The only group of people on the beach that day: two men fishing in the surf and a woman near their vehicle.
And one gull.
Cilk watched them for a bit, using the fog as a cover.
Surf perch can be caught year-round with a limit of 12 per day and a salt water license.
They’ve been getting popular recently, Cilk said. That can lead to greedy behavior.
“When the fishing is too good, they can’t help going overboard a little,” Cilk said.
In this case, the trio went overboard and kept fishing.
When Cilk drove up to the trio’s vehicle, he quickly located enough perch in two ice chests to meet all three’s limit. But Cilk soon became suspicious of the woman, who claimed she had been fishing.
“She wasn’t wet or covered in sand,” he said. Her waders were neatly folded, clean and dry.
When approached, both men said the only fish they had caught were the ones hanging on their waists.
“So, I walked them back to my truck and showed them the coolers,” Cilk said.

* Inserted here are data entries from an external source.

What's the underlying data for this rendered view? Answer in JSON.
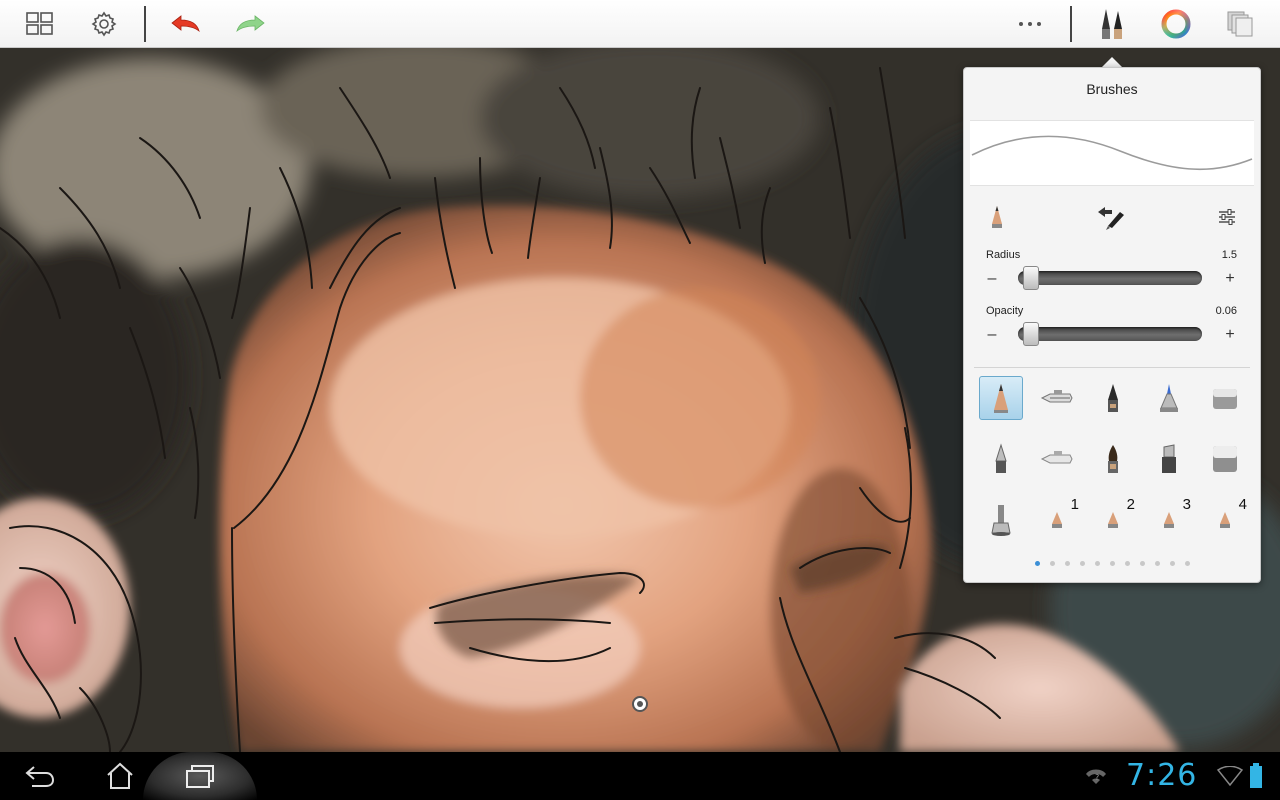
{
  "toolbar": {
    "icons": [
      "gallery-grid-icon",
      "settings-gear-icon",
      "undo-arrow-icon",
      "redo-arrow-icon",
      "more-dots-icon",
      "brushes-icon",
      "color-wheel-icon",
      "layers-icon"
    ],
    "undo_color": "#e53a25",
    "redo_color": "#8fd48a"
  },
  "brushes": {
    "title": "Brushes",
    "radius": {
      "label": "Radius",
      "value": "1.5",
      "level": 0.03
    },
    "opacity": {
      "label": "Opacity",
      "value": "0.06",
      "level": 0.03
    },
    "minus": "–",
    "plus": "+",
    "slots": [
      "1",
      "2",
      "3",
      "4"
    ],
    "page_count": 11,
    "active_page": 0,
    "selected_color": "#a8d2ea"
  },
  "system": {
    "time": "7:26",
    "icons": [
      "back-icon",
      "home-icon",
      "recent-apps-icon",
      "sync-icon",
      "wifi-icon",
      "battery-icon"
    ]
  }
}
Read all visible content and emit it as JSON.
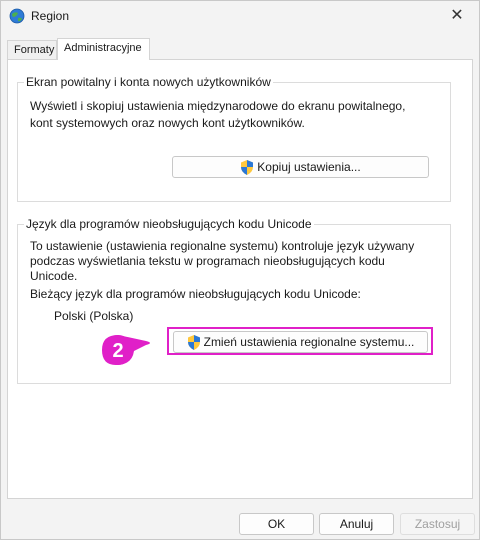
{
  "window": {
    "title": "Region",
    "close_label": "✕"
  },
  "tabs": [
    {
      "label": "Formaty"
    },
    {
      "label": "Administracyjne"
    }
  ],
  "welcome_group": {
    "title": "Ekran powitalny i konta nowych użytkowników",
    "description_line1": "Wyświetl i skopiuj ustawienia międzynarodowe do ekranu powitalnego,",
    "description_line2": "kont systemowych oraz nowych kont użytkowników.",
    "copy_button_label": "Kopiuj ustawienia..."
  },
  "unicode_group": {
    "title": "Język dla programów nieobsługujących kodu Unicode",
    "description_line1": "To ustawienie (ustawienia regionalne systemu) kontroluje język używany",
    "description_line2": "podczas wyświetlania tekstu w programach nieobsługujących kodu",
    "description_line3": "Unicode.",
    "current_label": "Bieżący język dla programów nieobsługujących kodu Unicode:",
    "current_value": "Polski (Polska)",
    "change_button_label": "Zmień ustawienia regionalne systemu..."
  },
  "callout": {
    "number": "2",
    "color": "#e020c8"
  },
  "footer": {
    "ok_label": "OK",
    "cancel_label": "Anuluj",
    "apply_label": "Zastosuj"
  }
}
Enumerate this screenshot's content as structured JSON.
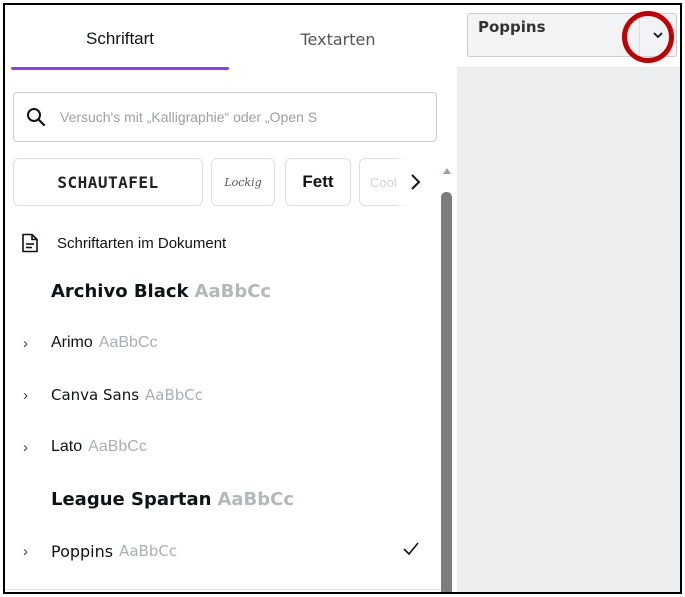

By that point the two men had caught 42 perch — 18 over the limit.
Meanwhile, Deputy Gull took the scene in through pale yellow eyes.
Cilk got into his truck to write the men up for being over their limit and failing to submit their harvest. Both are gross misdemeanors.
Then, he noticed something fishy.
“I looked up and saw that seagull going to town on a pile of seaweed,” he said. Soon, the gull pulled out a white plastic grocery bag.
Cilk opened the bag and found 12 more perch.
“Nobody wanted to admit what happened,” Cilk said. “They were in that vehicle.”
The woman had apparently moved them from a hiding place in the vehicle to the seaweed while Cilk was talking to the men.
In total, the two fishermen had caught 54 perch — 30 over the limit.
Cilk also found two crabs stuffed in rubber boots. One was under the size limit.
The perch poachers will have to make court appearances.
This isn’t the first time Cilk has had the help of a feathered deputy.
The officer is frequently assisted by birds, he said.
“They are game wardens with wings,” he said.
“Ravens are awesome,” he said. The large black birds will make a beeline for dead game no matter how well a poacher has tried to hide it.
Cilk has located several deer kills while talking to poachers, just by watching for the growing collection of birds.
“You can just see the nervousness in their eyes,” he said. He was talking about the hunters, not the birds.
Clam diggers can be snitched out by birds, as well. Clammers are required to keep all the clams they dig up, regardless of size.
So some diggers will toss small clams back on to the beach.
“I just start counting how many clams the birds take,” Cilk said.
As for Detective Gull, there’s no badge coming, but Cilk is grateful.
“I would have shared my lunch with it if I had one,” he said.